Inchworms are a type of caterpillar that crawls by drawing the rear part of its body up to its head to form a loop, then moving its front legs forward. Inchworms are also known as cankerworms, spanworms and loopers. There are many species of inchworm, each with its preferred tree host. Several species feed on willow leaves.
Fall cankerworms are apple green or brownish green caterpillars that grow 3/4 to 1 inch long. They have a dark stripe down their middle and narrow white lines on each side. Omniverous looper caterpillars can be yellow, light green or pink with a gold-coloured head, and grow to be 2 to 2 and 1/2 inches long. Older caterpillars have brown, black, green or orange stripes down their sides. The Bruce spanworm starts out with a pale yellowish-green colour that becomes dark green or brown as it matures. Full-grown spanworms have light yellow stripes along their sides and grow to be about 1 inch long.

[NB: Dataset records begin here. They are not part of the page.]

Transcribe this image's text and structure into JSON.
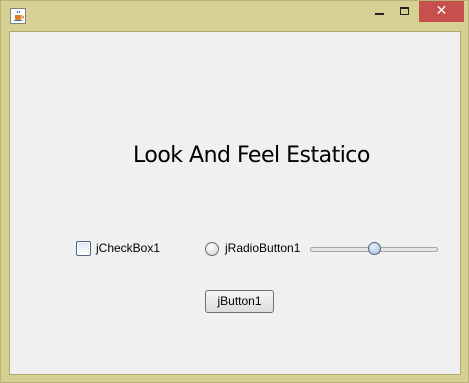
{
  "window": {
    "title": "",
    "icon": "java-cup-icon",
    "controls": {
      "minimize_icon": "minimize-icon",
      "maximize_icon": "maximize-icon",
      "close_label": "✕"
    },
    "frame_color": "#d6d193",
    "close_color": "#c74f4c"
  },
  "main": {
    "title": "Look And Feel Estatico",
    "checkbox": {
      "label": "jCheckBox1",
      "checked": false
    },
    "radio": {
      "label": "jRadioButton1",
      "selected": false
    },
    "slider": {
      "value": 50,
      "min": 0,
      "max": 100
    },
    "button": {
      "label": "jButton1"
    }
  }
}
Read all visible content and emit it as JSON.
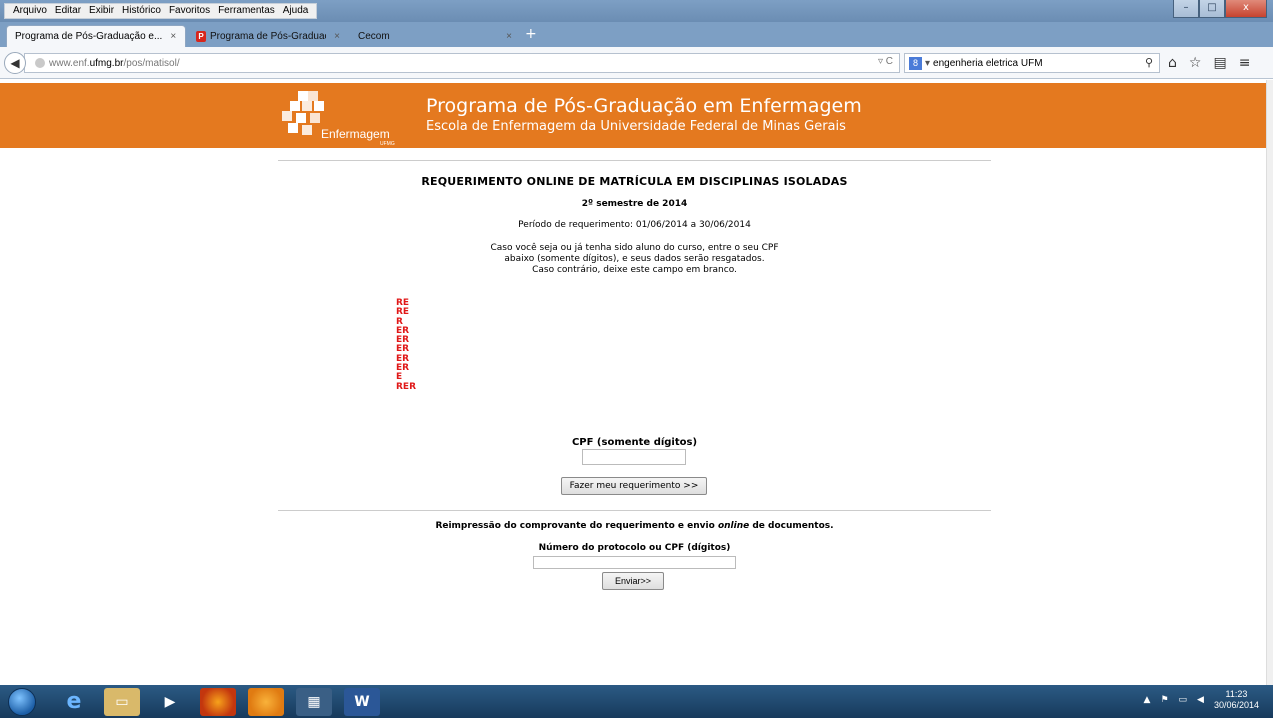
{
  "menu": [
    "Arquivo",
    "Editar",
    "Exibir",
    "Histórico",
    "Favoritos",
    "Ferramentas",
    "Ajuda"
  ],
  "window_buttons": {
    "minimize": "–",
    "maximize": "□",
    "close": "x"
  },
  "tabs": [
    {
      "label": "Programa de Pós-Graduação e...",
      "close": "×",
      "active": true
    },
    {
      "label": "Programa de Pós-Graduaç...",
      "close": "×",
      "active": false
    },
    {
      "label": "Cecom",
      "close": "×",
      "active": false
    }
  ],
  "new_tab": "+",
  "url": {
    "prefix": "www.enf.",
    "domain": "ufmg.br",
    "path": "/pos/matisol/"
  },
  "search": {
    "engine": "8",
    "value": "engenheria eletrica UFM"
  },
  "header": {
    "logo_text": "Enfermagem",
    "logo_sub": "UFMG",
    "title": "Programa de Pós-Graduação em Enfermagem",
    "subtitle": "Escola de Enfermagem da Universidade Federal de Minas Gerais"
  },
  "content": {
    "main_title": "REQUERIMENTO ONLINE DE MATRÍCULA EM DISCIPLINAS ISOLADAS",
    "semester": "2º semestre de 2014",
    "period": "Período de requerimento: 01/06/2014 a 30/06/2014",
    "instructions": [
      "Caso você seja ou já tenha sido aluno do curso, entre o seu CPF",
      "abaixo (somente dígitos), e seus dados serão resgatados.",
      "Caso contrário, deixe este campo em branco."
    ],
    "red_codes": [
      "RE",
      "RE",
      "R",
      "ER",
      "ER",
      "ER",
      "ER",
      "ER",
      "E",
      "RER"
    ],
    "cpf_label": "CPF (somente dígitos)",
    "cpf_value": "",
    "submit_label": "Fazer meu requerimento >>",
    "reprint_before": "Reimpressão do comprovante do requerimento e envio ",
    "reprint_italic": "online",
    "reprint_after": " de documentos.",
    "protocol_label": "Número do protocolo ou CPF (dígitos)",
    "protocol_value": "",
    "enviar_label": "Enviar>>"
  },
  "taskbar": {
    "clock_time": "11:23",
    "clock_date": "30/06/2014"
  }
}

Young omnivorous loopers only eat the surfaces of leaves while young fall cankerworms chew BB-sized holes in them. Older caterpillars of all three species eat all the way through the leaves, skeletonising them. Inchworms also feed on tree buds. Healthy trees can survive one or two years of defoliation, although growth may be slowed. However, limb dieback occurs after three or more years of infestation. Inchworms are also a nuisance to people when they spin to the ground on silk threads, landing on cars, walkways and picnic tables. This obnoxious behaviour only lasts a week as the caterpillars get ready to pupate.
The best time to control most inchworms is when they're less than ½-inch long. By the time they're skeletonising leaves, treatment is ineffective. Several insecticides are available to treat inchworms, but the University of Minnesota Extension recommends a bacterial insecticide called Bacillus thuringiensis because it doesn't harm beneficial insects, wildlife or people. Control of Bruce spanworms isn't usually necessary.
A common method for controlling inchworms is to band the trunks with a sticky barrier that captures females that are crawling up the trunk to lay eggs. However, according to the University of Minnesota Extension, there are several reasons why banding is ineffective. People often fail to renew bands once the original one is full of moths. In addition, inchworms can hatch on unbanded trees that are located in the same area and then travel to banded ones on silk threads they produce. Sticky barriers are also messy to work with and expensive.
Inchworms have several natural enemies that help keep their populations in check. These include parasitical wasps and flies, spiders, lacewings and birds. Inchworms are also susceptible to the granulosis virus.